INPUT RECORDS
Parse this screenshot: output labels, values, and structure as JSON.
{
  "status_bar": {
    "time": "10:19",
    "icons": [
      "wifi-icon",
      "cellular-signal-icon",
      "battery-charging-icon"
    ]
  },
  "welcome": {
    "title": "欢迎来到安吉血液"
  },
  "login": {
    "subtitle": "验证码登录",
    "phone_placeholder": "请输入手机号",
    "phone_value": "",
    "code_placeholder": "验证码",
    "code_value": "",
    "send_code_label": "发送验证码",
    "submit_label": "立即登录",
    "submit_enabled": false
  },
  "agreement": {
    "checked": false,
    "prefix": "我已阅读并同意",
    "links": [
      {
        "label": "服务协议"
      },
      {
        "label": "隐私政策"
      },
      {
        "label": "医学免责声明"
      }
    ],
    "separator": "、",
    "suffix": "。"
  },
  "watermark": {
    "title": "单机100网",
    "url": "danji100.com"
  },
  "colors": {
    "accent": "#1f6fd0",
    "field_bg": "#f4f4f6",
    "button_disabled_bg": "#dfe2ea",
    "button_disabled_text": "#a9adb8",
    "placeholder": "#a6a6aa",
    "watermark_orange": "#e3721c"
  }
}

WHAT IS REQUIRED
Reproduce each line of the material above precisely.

RESPONSE
Parse this screenshot: output labels, values, and structure as JSON.
{
  "status_bar": {
    "time": "10:19",
    "icons": [
      "wifi-icon",
      "cellular-signal-icon",
      "battery-charging-icon"
    ]
  },
  "welcome": {
    "title": "欢迎来到安吉血液"
  },
  "login": {
    "subtitle": "验证码登录",
    "phone_placeholder": "请输入手机号",
    "phone_value": "",
    "code_placeholder": "验证码",
    "code_value": "",
    "send_code_label": "发送验证码",
    "submit_label": "立即登录",
    "submit_enabled": false
  },
  "agreement": {
    "checked": false,
    "prefix": "我已阅读并同意",
    "links": [
      {
        "label": "服务协议"
      },
      {
        "label": "隐私政策"
      },
      {
        "label": "医学免责声明"
      }
    ],
    "separator": "、",
    "suffix": "。"
  },
  "watermark": {
    "title": "单机100网",
    "url": "danji100.com"
  },
  "colors": {
    "accent": "#1f6fd0",
    "field_bg": "#f4f4f6",
    "button_disabled_bg": "#dfe2ea",
    "button_disabled_text": "#a9adb8",
    "placeholder": "#a6a6aa",
    "watermark_orange": "#e3721c"
  }
}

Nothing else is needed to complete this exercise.